Fortunately for enterprise IT managers and end users, the announcement last month from Microsoft that changes have been made to the release schedule for its forthcoming Vista operating system will not have much of an effect on them. At least not yet.
The Redmond, Wash.-based software powerhouse made its expected capitulation statement pretty much on schedule with what now-jaded observers had expected. The release date for the consumer version of Vista preinstalled on PCs has been pushed back to the beginning of 2007. The business version of the OS will be shipped to resellers on time, says Microsoft, meaning that it will be available for the expected release date of late 2006.
The news, taken on its own, is no cause for alarm for enterprise shops eagerly awaiting the latest iteration of Microsoft’s platform. When it is put into the context of Microsoft’s past performance of meeting delivery dates for previous operating system versions, however, business users might be feeling a little skittish about the still-promised late-2006 enterprise release date.
The adage “Once bitten, twice shy” comes to mind at this point, except in this case it should really read, “Many times bitten, extremely cynical”. With previous Microsoft delays fresh in their minds, most IS personnel would have reacted to last month’s news with a shrug and perhaps an expectation that similar news around the business edition might not be too far down the road.
Even that worry mostlikely would not have been a very large one, however. Most shops are well aware of the firm’s poor track record in delivering on announced target dates. As a result, they have incorporated some sort of delay into their rollout plans and have been working with the beta version in order to be ready for Vista when it arrives.
There is still a very good chance that Microsoft will come through on its reseller edition deadline. But with so much time between now and the end of the year, it’s hard for enterprise folk to not be a little skeptical. Last month’s news of a consumer delay certainly didn’t help.
Microsoft claims, as it has when announcing previous delays, that it will not sacrifice quality for the sake of meeting a target release date. This always sounds noble, with visions of cloistered programmers working around the clock in an effort to make the product just right.

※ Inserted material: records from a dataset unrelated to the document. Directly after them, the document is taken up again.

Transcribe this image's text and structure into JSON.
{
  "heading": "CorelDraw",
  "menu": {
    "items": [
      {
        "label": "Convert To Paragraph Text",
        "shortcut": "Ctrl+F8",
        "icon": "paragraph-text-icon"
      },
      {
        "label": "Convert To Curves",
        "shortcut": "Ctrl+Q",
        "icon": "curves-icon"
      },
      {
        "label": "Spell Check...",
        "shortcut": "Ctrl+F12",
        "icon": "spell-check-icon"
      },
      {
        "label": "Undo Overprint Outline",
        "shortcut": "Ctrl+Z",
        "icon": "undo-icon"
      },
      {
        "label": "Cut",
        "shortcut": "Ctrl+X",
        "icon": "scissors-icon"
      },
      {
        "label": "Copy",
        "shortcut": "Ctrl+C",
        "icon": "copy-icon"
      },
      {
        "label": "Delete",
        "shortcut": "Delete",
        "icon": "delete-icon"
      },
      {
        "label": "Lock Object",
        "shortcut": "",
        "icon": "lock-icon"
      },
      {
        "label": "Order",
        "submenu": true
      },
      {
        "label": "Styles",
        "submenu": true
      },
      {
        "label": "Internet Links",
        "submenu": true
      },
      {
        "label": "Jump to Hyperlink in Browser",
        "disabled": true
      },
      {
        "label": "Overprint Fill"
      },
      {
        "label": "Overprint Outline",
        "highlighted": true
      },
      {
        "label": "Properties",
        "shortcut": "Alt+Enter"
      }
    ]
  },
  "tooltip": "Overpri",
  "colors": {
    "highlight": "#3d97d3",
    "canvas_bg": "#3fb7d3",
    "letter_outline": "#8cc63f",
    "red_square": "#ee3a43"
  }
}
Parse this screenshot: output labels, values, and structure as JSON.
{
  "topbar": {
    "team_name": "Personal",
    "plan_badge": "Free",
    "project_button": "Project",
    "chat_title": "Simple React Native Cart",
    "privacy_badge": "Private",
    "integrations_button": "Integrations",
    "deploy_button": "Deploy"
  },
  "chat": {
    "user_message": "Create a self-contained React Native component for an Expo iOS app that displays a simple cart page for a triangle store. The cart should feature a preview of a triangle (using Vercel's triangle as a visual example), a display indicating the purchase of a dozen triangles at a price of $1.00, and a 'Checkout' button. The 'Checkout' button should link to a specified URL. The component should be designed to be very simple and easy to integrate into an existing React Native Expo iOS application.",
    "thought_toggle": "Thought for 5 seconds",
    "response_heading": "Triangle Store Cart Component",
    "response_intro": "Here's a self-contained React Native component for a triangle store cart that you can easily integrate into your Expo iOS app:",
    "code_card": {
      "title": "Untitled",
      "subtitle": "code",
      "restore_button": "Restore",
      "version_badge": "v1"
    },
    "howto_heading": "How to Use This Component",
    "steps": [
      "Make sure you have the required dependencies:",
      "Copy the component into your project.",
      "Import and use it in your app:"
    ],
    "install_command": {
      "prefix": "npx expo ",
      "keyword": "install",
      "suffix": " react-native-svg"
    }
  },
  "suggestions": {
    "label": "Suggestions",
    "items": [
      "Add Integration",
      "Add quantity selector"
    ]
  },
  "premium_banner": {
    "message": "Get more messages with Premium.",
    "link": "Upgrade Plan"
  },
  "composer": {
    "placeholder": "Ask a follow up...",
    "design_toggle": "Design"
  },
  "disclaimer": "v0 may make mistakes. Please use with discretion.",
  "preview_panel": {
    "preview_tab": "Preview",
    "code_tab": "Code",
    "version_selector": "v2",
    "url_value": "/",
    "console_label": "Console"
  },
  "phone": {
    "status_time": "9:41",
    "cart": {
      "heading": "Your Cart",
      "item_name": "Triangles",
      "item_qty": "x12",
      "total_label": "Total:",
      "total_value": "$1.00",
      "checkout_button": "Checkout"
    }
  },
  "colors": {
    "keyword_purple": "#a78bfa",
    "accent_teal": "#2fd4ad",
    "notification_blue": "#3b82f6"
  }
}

After how many delay announcements, however, will users begin to wonder if Microsoft is really concerned about perfection or just plain bad at making predictions?